>>>
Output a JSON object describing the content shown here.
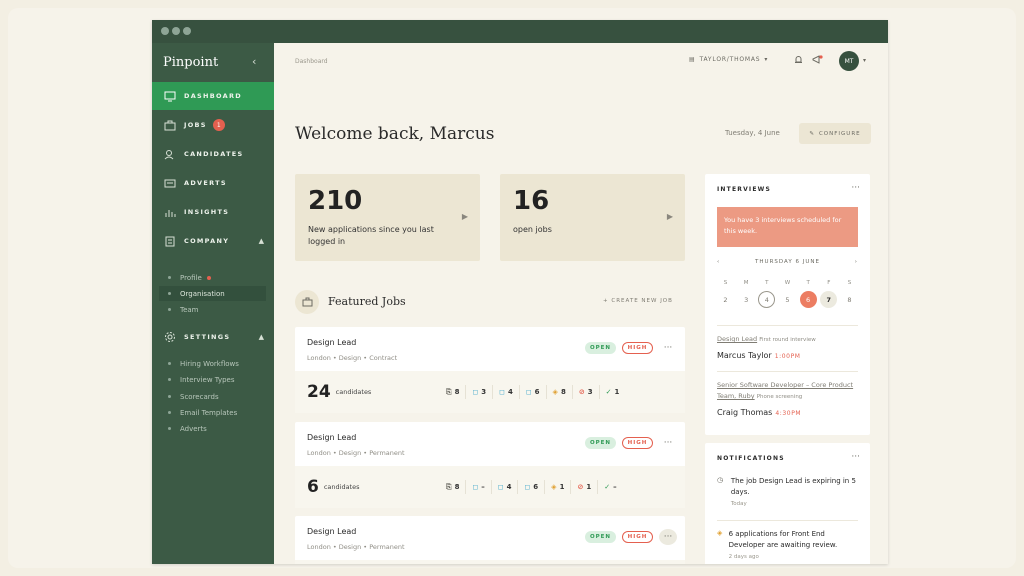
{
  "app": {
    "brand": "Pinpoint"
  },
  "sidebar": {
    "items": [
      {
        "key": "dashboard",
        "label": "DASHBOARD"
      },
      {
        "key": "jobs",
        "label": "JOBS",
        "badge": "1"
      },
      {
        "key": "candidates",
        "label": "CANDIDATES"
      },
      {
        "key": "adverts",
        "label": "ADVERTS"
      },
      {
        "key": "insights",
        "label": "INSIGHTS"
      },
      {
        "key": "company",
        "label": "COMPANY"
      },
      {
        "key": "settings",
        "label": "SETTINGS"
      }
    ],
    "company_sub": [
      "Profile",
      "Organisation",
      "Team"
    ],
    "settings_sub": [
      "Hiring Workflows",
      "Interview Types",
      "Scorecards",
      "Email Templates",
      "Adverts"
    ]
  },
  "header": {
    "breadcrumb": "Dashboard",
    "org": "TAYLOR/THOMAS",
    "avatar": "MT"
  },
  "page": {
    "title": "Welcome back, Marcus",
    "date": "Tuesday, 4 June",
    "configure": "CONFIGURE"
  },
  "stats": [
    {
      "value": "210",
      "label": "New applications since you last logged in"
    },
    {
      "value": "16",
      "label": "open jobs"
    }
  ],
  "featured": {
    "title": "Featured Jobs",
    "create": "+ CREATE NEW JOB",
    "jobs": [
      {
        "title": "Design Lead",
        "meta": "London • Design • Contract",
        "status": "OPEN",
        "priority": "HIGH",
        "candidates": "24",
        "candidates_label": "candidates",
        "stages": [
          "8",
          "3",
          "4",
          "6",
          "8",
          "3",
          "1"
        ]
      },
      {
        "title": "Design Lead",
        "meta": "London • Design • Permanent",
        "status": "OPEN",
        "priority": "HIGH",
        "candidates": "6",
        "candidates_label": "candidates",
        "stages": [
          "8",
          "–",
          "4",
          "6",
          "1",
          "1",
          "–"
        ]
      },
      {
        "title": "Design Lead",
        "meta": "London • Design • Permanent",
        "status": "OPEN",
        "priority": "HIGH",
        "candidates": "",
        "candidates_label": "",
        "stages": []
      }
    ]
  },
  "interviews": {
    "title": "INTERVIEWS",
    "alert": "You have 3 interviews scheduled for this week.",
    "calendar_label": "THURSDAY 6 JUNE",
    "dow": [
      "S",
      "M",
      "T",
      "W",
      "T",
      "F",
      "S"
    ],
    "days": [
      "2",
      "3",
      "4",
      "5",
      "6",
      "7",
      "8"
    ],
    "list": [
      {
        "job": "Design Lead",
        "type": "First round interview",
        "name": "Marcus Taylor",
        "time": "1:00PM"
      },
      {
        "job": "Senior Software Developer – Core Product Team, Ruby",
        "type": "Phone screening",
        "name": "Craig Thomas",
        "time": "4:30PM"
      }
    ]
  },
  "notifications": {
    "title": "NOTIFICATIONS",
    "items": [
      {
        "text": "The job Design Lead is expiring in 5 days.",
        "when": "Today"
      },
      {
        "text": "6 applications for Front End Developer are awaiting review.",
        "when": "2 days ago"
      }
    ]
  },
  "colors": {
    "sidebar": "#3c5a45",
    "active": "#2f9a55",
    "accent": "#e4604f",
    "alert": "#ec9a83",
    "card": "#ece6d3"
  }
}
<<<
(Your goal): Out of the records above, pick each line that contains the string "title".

(Result of this exercise):
    "title": "Welcome back, Marcus",
    "title": "Featured Jobs",
        "title": "Design Lead",
        "title": "Design Lead",
        "title": "Design Lead",
    "title": "INTERVIEWS",
    "title": "NOTIFICATIONS",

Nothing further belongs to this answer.